▸ **EXERCISE DIRECTIONS**
Start to finish, copy the data exactly.

[Interface dataset entries]
______

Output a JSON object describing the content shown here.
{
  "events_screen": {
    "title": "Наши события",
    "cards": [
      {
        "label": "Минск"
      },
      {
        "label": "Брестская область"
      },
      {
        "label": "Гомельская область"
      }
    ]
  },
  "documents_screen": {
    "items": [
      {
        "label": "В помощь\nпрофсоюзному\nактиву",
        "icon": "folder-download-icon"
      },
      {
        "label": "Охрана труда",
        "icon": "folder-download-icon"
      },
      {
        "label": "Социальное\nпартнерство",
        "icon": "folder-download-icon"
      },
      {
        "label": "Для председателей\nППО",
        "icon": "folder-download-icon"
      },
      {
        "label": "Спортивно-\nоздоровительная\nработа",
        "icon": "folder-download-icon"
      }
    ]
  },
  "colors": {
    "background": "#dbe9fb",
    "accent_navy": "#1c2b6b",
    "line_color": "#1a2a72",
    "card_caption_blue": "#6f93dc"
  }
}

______

▸ **ANSWER FOR THE TASK**
Output a JSON object describing the content shown here.
{
  "events_screen": {
    "title": "Наши события",
    "cards": [
      {
        "label": "Минск"
      },
      {
        "label": "Брестская область"
      },
      {
        "label": "Гомельская область"
      }
    ]
  },
  "documents_screen": {
    "items": [
      {
        "label": "В помощь\nпрофсоюзному\nактиву",
        "icon": "folder-download-icon"
      },
      {
        "label": "Охрана труда",
        "icon": "folder-download-icon"
      },
      {
        "label": "Социальное\nпартнерство",
        "icon": "folder-download-icon"
      },
      {
        "label": "Для председателей\nППО",
        "icon": "folder-download-icon"
      },
      {
        "label": "Спортивно-\nоздоровительная\nработа",
        "icon": "folder-download-icon"
      }
    ]
  },
  "colors": {
    "background": "#dbe9fb",
    "accent_navy": "#1c2b6b",
    "line_color": "#1a2a72",
    "card_caption_blue": "#6f93dc"
  }
}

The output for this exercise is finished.